Six months in, I am adrift.
Of my time in Spain, three of those months are three of my favorites of the year, and the other three are my absolute least favorite. My apologies to T.S. Eliot, but December through February are, in fact, the cruelest months.
On this blog, I’ve discussed quite openly my mental health: I am Bipolar II (severe depression, hypomanic episodes) with seasonal affective disorder. There is a regularity to my cycles that is simultaneously calming and infuriating. To know that a prolonged period of mental desolation is inevitable, to know it but be unable to preempt or mitigate it, is, in a word, cruel.
We all have our medications. Mine is moving.
I travel because I am alive, and I am alive because I travel. To explore somewhere you’ve never been, to begin over again in a new home, that’s to allow oneself to feel both small and enormous: a lonely stranger, yet member of a nearly eight billion-strong club. I’ve been traveling long enough to know that new scenery isn’t a magic elixir for mental illness. It is, however, a reprieve.
I talk about such matters on this blog because it’s something I so rarely see discussed in this arena. Travel blogs and Instagrams are all shimmering vistas and words of infinite optimism, inspirational quotes etched over mountain ranges; people proclaiming that they quit their jobs without looking back and they have never been happier. I suppose some of them could be telling the truth. I know some of them are full of shit.
This is a hard life. Sorry to break the illusion. I don’t aim to inspire.
To travel, to step out on the wing, is to feel lost and out of control far more often than you feel certain. The doubts, the anxiety, the depression: they are companions of a constancy far greater than any friend. They travel for free and are already unpacked before you arrive at your destination
Like life itself, traveling is a solitary endeavor, so I’m thankful for the friends who stick around, and for those who allow themselves to be vulnerable and admit their own struggles. They make the road less lonely. It is not weakness to admit you feel weak. I’ll type that up in Helvetica and plaster that on a photo, for sale in the gift shop.
Six months down another road. It’s still true, I don’t know where this one leads. The more I think about my future, the harder it is to see an endgame. When I was 22, I had a picture of what my life would look like; I knew it was just a dream, but at least I could envision it. Now, all I can see are all the things might life will never be. The future is unwritten.

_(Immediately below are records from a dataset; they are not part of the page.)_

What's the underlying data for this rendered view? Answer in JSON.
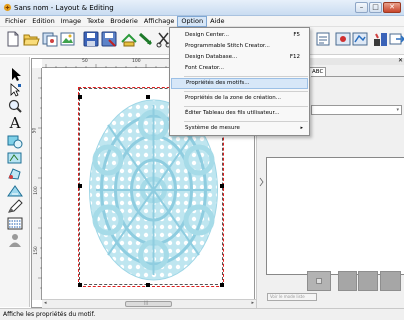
{
  "window": {
    "title": "Sans nom - Layout & Editing",
    "controls": {
      "minimize": "–",
      "maximize": "□",
      "close": "✕"
    }
  },
  "menubar": {
    "items": [
      "Fichier",
      "Edition",
      "Image",
      "Texte",
      "Broderie",
      "Affichage",
      "Option",
      "Aide"
    ],
    "active": "Option"
  },
  "option_menu": {
    "items": [
      {
        "label": "Design Center...",
        "shortcut": "F5"
      },
      {
        "label": "Programmable Stitch Creator...",
        "shortcut": ""
      },
      {
        "label": "Design Database...",
        "shortcut": "F12"
      },
      {
        "label": "Font Creator...",
        "shortcut": ""
      },
      {
        "label": "Propriétés des motifs...",
        "shortcut": ""
      },
      {
        "label": "Propriétés de la zone de création...",
        "shortcut": ""
      },
      {
        "label": "Éditer Tableau des fils utilisateur...",
        "shortcut": ""
      },
      {
        "label": "Système de mesure",
        "shortcut": "",
        "submenu": "▸"
      }
    ],
    "highlighted": "Propriétés des motifs..."
  },
  "rulers": {
    "horizontal": [
      "50",
      "100",
      "150"
    ],
    "vertical": [
      "50",
      "100",
      "150"
    ]
  },
  "right_panel": {
    "close": "✕",
    "tab_label": "ABC",
    "select_arrow": "▾",
    "view_button": "Voir le mode liste"
  },
  "scrollbar": {
    "left_arrow": "◂",
    "right_arrow": "▸",
    "grip": "|||"
  },
  "statusbar": {
    "text": "Affiche les propriétés du motif."
  },
  "colors": {
    "doily": "#a6dbe8",
    "hoop_border": "#e02020",
    "menu_highlight": "#d7e7f8"
  }
}
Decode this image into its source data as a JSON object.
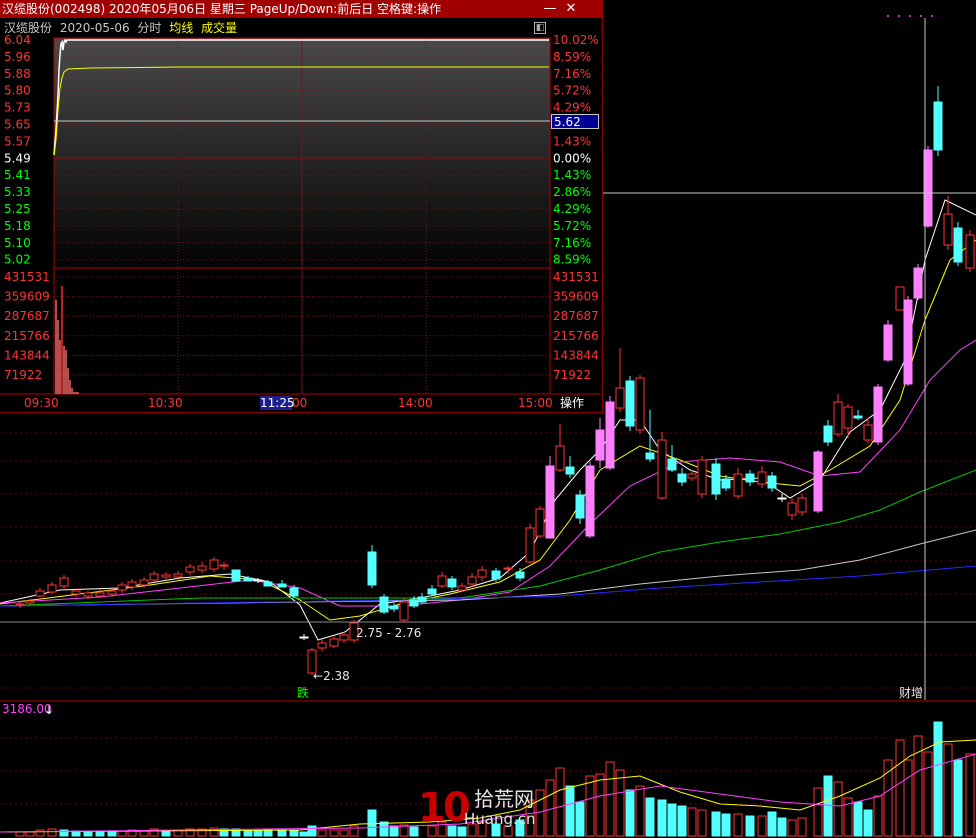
{
  "popup": {
    "title": "汉缆股份(002498) 2020年05月06日 星期三 PageUp/Down:前后日 空格键:操作",
    "minimize_glyph": "—",
    "close_glyph": "✕",
    "stock_name": "汉缆股份",
    "date": "2020-05-06",
    "mode": "分时",
    "avg_line_label": "均线",
    "volume_label": "成交量",
    "price_labels": [
      "6.04",
      "5.96",
      "5.88",
      "5.80",
      "5.73",
      "5.65",
      "5.57",
      "5.49",
      "5.41",
      "5.33",
      "5.25",
      "5.18",
      "5.10",
      "5.02"
    ],
    "pct_labels": [
      "10.02%",
      "8.59%",
      "7.16%",
      "5.72%",
      "4.29%",
      "2.86%",
      "1.43%",
      "0.00%",
      "1.43%",
      "2.86%",
      "4.29%",
      "5.72%",
      "7.16%",
      "8.59%"
    ],
    "vol_labels": [
      "431531",
      "359609",
      "287687",
      "215766",
      "143844",
      "71922"
    ],
    "time_labels": [
      "09:30",
      "10:30",
      "14:00",
      "15:00"
    ],
    "time_partial": "00",
    "cursor_price": "5.62",
    "cursor_time": "11:25",
    "ops_label": "操作"
  },
  "kline": {
    "annotation_range": "2.75 - 2.76",
    "low_label": "2.38",
    "marker_fall": "跌",
    "marker_report": "财增"
  },
  "volume_panel": {
    "value_label": "3186.00",
    "arrow": "↓"
  },
  "watermark": {
    "brand_digits": "10",
    "brand_cn": "拾荒网",
    "brand_url": "Huang.cn"
  },
  "colors": {
    "up": "#ff3232",
    "down": "#54ffff",
    "limit_up": "#ff80ff",
    "ma5": "#ffffff",
    "ma10": "#ffff00",
    "ma20": "#ff40ff",
    "ma60": "#00c800",
    "ma120": "#c8c8c8",
    "ma250": "#2828ff"
  }
}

If the past is any indication, it doesn’t really matter. All I can do is hope that I don’t run out of a fuel before I run out of time.